◆ What you should do ◆
Each record must be reproduced exactly as it is shown.

◆ Study material ◆
※ ※ ※
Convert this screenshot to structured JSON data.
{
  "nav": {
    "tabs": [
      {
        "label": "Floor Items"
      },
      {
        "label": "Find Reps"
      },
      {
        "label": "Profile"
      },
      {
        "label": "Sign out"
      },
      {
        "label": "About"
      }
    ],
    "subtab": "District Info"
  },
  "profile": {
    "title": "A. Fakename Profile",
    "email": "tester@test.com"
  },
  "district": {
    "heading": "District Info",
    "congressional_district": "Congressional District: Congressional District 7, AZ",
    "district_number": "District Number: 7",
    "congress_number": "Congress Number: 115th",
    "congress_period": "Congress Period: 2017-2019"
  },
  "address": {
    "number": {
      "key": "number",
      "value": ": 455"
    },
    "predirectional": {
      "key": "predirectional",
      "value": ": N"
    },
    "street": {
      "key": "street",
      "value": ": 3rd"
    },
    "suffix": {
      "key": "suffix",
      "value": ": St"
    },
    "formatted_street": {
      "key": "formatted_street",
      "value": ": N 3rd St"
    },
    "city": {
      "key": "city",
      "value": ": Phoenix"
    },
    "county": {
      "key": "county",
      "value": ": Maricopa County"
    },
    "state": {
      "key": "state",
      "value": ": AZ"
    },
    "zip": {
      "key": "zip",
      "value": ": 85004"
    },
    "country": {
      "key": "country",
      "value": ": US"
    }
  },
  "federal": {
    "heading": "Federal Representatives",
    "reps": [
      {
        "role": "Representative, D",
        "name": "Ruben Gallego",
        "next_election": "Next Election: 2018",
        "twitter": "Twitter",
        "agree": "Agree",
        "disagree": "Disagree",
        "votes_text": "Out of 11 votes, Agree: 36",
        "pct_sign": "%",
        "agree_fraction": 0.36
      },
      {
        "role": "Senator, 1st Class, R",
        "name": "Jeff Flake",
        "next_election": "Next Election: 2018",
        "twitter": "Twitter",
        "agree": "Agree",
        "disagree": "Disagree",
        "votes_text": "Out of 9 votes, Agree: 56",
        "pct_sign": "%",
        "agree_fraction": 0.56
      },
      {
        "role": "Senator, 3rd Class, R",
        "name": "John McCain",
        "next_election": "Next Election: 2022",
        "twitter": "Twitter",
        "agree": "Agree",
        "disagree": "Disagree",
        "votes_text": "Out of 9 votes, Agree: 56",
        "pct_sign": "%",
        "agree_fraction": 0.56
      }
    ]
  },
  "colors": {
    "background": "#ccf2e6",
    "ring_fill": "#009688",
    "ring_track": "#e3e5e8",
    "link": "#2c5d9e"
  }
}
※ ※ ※
◆ Result ◆
Convert this screenshot to structured JSON data.
{
  "nav": {
    "tabs": [
      {
        "label": "Floor Items"
      },
      {
        "label": "Find Reps"
      },
      {
        "label": "Profile"
      },
      {
        "label": "Sign out"
      },
      {
        "label": "About"
      }
    ],
    "subtab": "District Info"
  },
  "profile": {
    "title": "A. Fakename Profile",
    "email": "tester@test.com"
  },
  "district": {
    "heading": "District Info",
    "congressional_district": "Congressional District: Congressional District 7, AZ",
    "district_number": "District Number: 7",
    "congress_number": "Congress Number: 115th",
    "congress_period": "Congress Period: 2017-2019"
  },
  "address": {
    "number": {
      "key": "number",
      "value": ": 455"
    },
    "predirectional": {
      "key": "predirectional",
      "value": ": N"
    },
    "street": {
      "key": "street",
      "value": ": 3rd"
    },
    "suffix": {
      "key": "suffix",
      "value": ": St"
    },
    "formatted_street": {
      "key": "formatted_street",
      "value": ": N 3rd St"
    },
    "city": {
      "key": "city",
      "value": ": Phoenix"
    },
    "county": {
      "key": "county",
      "value": ": Maricopa County"
    },
    "state": {
      "key": "state",
      "value": ": AZ"
    },
    "zip": {
      "key": "zip",
      "value": ": 85004"
    },
    "country": {
      "key": "country",
      "value": ": US"
    }
  },
  "federal": {
    "heading": "Federal Representatives",
    "reps": [
      {
        "role": "Representative, D",
        "name": "Ruben Gallego",
        "next_election": "Next Election: 2018",
        "twitter": "Twitter",
        "agree": "Agree",
        "disagree": "Disagree",
        "votes_text": "Out of 11 votes, Agree: 36",
        "pct_sign": "%",
        "agree_fraction": 0.36
      },
      {
        "role": "Senator, 1st Class, R",
        "name": "Jeff Flake",
        "next_election": "Next Election: 2018",
        "twitter": "Twitter",
        "agree": "Agree",
        "disagree": "Disagree",
        "votes_text": "Out of 9 votes, Agree: 56",
        "pct_sign": "%",
        "agree_fraction": 0.56
      },
      {
        "role": "Senator, 3rd Class, R",
        "name": "John McCain",
        "next_election": "Next Election: 2022",
        "twitter": "Twitter",
        "agree": "Agree",
        "disagree": "Disagree",
        "votes_text": "Out of 9 votes, Agree: 56",
        "pct_sign": "%",
        "agree_fraction": 0.56
      }
    ]
  },
  "colors": {
    "background": "#ccf2e6",
    "ring_fill": "#009688",
    "ring_track": "#e3e5e8",
    "link": "#2c5d9e"
  }
}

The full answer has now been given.